Pendant with newt, Flemish goldsmith, 1580-1590, Museo degli Argenti, Palazzo Pitti, Firenze

This gave rise to goldsmiths and artisans who started creating their own businesses. Artisans started working on those pearls with irregular shapes, together with gold, precious and semi-precious stones, and ivory as the perfect, round pearls were extremely rare to find. They created what became known as baroque jewels, as well as pendants, human figurines, real and mythological animal figures, collectables and so on.

In the 18th Century, pearls with diamonds became popular, and the discovery of new gold mines that produced white gold contributed to the creation of floral motifs that represented nature.


These luxury jewels eventually reached Paris and other European royal courts. Soon jewellery was designed with pearls for the day and pearls for the evening. Teardrop pearls with diamonds were worn for important occasions, while round pearls were worn during the day, even by the middle class. Jewellery became smaller to cater for the new middle-class merchants. Jewellery took the shape of romantic symbols such as knots, bows, anchors and arrows together with the floral designs that already existed.

Jan Vermeer, Woman with pearl necklace , 1664, Gemaldegalerie, Berlin
Louise Elisabeth Vigée Lebrun, Marie Antoinette with the Rose, 1783, Musée National du Chateau, Versailles

Pearls became family heirlooms which could be transformed and adapted to the current fashion. Exotic pearls were introduced in the 19th Century in sets of necklaces, earrings, rings and bracelets. Governments encouraged their jewelers to increment their activity to sustain the economy in their country. Artisans turned to the arts of antique populations, Egyptians and even archaeological sites, as well as Gothic and Renaissance periods for new inspirations.


With Art Nouveau, jewelry was considered to be works of art, and every type of pearl, regardless of shape or color was used.

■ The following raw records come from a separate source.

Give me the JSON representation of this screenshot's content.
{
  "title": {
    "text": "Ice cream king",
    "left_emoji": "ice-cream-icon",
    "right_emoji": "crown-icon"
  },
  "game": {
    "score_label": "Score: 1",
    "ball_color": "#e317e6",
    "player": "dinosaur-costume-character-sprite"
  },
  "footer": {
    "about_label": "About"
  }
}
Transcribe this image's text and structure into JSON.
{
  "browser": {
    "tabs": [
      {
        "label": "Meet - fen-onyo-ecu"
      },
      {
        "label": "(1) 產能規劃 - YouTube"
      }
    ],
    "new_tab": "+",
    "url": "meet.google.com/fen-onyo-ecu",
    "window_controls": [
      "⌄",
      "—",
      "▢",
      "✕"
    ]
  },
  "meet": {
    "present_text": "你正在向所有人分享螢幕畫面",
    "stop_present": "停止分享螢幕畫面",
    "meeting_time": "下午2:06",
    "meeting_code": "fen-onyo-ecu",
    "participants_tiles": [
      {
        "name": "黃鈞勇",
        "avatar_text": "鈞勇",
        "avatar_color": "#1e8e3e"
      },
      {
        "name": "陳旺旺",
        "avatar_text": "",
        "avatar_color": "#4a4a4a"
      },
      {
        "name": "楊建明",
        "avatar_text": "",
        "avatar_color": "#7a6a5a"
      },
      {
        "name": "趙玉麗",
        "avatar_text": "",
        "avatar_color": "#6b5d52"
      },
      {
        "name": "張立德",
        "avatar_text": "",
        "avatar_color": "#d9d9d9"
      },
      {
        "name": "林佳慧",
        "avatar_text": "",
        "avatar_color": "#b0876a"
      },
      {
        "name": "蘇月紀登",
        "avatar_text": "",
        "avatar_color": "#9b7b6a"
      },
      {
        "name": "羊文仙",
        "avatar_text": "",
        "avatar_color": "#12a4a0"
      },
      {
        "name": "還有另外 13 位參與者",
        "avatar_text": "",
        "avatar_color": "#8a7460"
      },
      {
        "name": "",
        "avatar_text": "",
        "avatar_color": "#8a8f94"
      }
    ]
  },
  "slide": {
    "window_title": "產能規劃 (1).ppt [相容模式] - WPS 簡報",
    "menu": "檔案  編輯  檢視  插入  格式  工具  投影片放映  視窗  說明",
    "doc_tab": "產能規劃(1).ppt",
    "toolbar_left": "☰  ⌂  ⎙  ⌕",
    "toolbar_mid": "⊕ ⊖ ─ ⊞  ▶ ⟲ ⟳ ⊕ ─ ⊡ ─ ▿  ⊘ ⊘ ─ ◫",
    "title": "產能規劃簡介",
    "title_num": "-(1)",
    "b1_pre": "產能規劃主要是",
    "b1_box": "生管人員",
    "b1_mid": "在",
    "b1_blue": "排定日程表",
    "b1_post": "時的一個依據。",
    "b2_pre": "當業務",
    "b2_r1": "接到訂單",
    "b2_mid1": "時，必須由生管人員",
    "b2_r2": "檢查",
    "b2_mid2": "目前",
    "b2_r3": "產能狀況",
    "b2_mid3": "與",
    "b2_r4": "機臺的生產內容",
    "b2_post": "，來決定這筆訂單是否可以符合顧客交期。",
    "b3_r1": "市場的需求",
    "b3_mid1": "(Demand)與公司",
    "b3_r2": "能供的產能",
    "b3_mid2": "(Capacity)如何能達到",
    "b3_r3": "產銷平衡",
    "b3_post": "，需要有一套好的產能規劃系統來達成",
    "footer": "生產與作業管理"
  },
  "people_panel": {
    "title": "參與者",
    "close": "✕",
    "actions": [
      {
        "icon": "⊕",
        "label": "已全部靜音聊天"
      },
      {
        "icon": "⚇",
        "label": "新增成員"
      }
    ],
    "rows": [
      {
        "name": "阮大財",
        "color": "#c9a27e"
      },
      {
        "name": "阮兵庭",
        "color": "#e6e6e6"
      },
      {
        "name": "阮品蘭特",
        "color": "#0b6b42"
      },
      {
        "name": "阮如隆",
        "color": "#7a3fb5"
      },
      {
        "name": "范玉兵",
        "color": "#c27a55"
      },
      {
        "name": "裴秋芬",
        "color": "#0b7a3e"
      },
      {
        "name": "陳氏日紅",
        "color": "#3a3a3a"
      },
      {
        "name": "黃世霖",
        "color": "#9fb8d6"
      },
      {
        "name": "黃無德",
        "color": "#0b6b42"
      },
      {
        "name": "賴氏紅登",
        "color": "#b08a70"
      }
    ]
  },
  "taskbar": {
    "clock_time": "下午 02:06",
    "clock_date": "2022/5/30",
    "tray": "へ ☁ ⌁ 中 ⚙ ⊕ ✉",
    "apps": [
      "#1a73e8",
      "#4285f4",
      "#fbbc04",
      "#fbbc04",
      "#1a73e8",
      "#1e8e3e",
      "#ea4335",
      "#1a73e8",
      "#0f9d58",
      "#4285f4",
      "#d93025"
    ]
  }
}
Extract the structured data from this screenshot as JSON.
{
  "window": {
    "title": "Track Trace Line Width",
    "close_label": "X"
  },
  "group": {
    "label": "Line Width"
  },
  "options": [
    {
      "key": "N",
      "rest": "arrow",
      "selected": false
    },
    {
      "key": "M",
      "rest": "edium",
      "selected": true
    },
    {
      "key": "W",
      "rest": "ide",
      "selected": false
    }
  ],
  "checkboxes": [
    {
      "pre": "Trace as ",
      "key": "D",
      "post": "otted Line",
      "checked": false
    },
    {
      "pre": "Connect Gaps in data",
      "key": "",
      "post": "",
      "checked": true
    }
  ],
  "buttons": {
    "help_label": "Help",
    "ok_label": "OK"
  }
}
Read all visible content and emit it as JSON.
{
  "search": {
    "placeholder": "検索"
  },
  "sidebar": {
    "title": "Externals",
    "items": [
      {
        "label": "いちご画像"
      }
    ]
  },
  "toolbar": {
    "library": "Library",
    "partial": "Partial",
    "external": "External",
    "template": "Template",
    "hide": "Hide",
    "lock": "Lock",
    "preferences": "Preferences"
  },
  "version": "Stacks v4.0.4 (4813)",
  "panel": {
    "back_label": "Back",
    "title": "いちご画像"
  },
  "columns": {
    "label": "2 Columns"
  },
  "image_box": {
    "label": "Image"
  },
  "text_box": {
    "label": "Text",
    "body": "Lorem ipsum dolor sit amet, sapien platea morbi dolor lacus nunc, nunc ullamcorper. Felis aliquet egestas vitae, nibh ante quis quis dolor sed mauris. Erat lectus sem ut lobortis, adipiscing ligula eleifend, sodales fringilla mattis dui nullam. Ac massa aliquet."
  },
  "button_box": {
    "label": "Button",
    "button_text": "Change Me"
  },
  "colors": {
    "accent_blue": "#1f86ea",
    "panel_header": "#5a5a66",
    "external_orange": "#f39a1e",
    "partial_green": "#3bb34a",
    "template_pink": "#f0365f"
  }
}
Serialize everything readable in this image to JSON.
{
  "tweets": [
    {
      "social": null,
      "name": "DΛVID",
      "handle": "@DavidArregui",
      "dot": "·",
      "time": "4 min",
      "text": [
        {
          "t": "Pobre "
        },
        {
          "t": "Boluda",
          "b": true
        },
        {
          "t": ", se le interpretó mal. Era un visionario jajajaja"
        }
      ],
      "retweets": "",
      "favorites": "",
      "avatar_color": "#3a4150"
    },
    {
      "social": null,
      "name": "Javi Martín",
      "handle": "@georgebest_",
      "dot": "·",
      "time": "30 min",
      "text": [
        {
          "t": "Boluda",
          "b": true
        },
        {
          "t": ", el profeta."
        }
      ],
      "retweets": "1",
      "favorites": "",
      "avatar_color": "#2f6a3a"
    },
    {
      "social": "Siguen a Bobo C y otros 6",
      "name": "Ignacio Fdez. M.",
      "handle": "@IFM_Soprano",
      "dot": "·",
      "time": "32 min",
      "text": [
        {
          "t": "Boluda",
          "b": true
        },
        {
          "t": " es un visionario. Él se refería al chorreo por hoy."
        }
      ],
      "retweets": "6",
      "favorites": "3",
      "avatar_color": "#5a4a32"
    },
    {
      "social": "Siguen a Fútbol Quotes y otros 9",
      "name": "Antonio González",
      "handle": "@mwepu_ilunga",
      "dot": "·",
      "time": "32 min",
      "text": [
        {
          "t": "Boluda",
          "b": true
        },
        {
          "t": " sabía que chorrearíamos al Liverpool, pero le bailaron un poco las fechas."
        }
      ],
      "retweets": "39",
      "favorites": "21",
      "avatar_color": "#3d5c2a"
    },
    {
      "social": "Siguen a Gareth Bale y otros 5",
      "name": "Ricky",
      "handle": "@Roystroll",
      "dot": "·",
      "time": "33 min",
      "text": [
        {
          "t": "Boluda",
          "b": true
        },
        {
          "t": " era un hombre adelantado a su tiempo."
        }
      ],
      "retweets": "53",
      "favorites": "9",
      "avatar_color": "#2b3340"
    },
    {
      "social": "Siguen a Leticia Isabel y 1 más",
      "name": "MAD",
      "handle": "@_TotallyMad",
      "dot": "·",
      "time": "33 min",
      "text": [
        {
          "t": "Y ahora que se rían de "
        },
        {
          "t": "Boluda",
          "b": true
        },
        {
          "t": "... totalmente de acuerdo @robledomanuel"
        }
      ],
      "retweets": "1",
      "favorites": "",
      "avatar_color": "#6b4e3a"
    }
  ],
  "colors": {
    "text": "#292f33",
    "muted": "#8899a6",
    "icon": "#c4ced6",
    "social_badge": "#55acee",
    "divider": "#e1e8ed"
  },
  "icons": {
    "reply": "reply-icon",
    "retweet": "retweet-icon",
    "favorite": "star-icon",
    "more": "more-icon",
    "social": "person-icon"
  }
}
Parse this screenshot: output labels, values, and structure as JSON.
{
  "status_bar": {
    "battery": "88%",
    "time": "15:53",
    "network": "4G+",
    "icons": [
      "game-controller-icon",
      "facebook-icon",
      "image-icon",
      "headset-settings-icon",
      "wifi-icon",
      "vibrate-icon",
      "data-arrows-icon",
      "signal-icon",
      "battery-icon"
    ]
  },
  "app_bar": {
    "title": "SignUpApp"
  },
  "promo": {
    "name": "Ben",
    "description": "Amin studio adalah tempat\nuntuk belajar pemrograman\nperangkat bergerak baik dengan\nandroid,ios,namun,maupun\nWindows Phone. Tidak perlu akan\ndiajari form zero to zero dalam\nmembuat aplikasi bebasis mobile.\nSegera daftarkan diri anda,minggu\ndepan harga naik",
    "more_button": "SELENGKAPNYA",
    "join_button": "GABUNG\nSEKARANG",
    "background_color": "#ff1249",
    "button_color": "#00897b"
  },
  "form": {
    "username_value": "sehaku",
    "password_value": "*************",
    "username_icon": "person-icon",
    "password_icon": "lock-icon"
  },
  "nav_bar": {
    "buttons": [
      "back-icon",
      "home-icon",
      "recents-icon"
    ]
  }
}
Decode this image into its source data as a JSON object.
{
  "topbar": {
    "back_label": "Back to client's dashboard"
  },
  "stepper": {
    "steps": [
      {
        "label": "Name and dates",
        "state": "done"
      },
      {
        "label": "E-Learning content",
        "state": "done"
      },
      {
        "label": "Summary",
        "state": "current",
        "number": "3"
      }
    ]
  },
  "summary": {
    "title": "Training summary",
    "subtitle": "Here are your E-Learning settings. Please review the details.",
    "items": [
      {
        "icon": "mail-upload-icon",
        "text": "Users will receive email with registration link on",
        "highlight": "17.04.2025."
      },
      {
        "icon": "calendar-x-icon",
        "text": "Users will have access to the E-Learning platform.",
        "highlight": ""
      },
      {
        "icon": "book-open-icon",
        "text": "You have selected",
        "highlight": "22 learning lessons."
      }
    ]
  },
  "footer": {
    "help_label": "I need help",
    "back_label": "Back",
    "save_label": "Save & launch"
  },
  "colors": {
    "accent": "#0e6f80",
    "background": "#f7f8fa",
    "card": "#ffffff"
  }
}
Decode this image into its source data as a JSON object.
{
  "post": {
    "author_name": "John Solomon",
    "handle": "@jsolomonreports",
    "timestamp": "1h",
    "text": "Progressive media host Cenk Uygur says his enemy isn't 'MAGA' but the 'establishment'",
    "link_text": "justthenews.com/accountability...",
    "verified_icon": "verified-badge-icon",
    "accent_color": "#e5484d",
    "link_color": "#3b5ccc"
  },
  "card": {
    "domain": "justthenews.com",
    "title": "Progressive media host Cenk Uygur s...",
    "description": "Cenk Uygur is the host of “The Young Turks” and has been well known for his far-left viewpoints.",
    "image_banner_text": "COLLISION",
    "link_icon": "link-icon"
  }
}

At the turn of the 20th Century, Japanese Kokichi Mikimoto discovered how to produce cultured pearls giving rise to a growing market for pearls of every type, size, and color making them more affordable. This extraordinary revolution together with important social changes which took place in the last Century where women were introduced into the workplace have contributed to changes in apparel and habits, social relationships and economic conditions giving everyone the opportunity to afford a piece of jewelry with a pearl.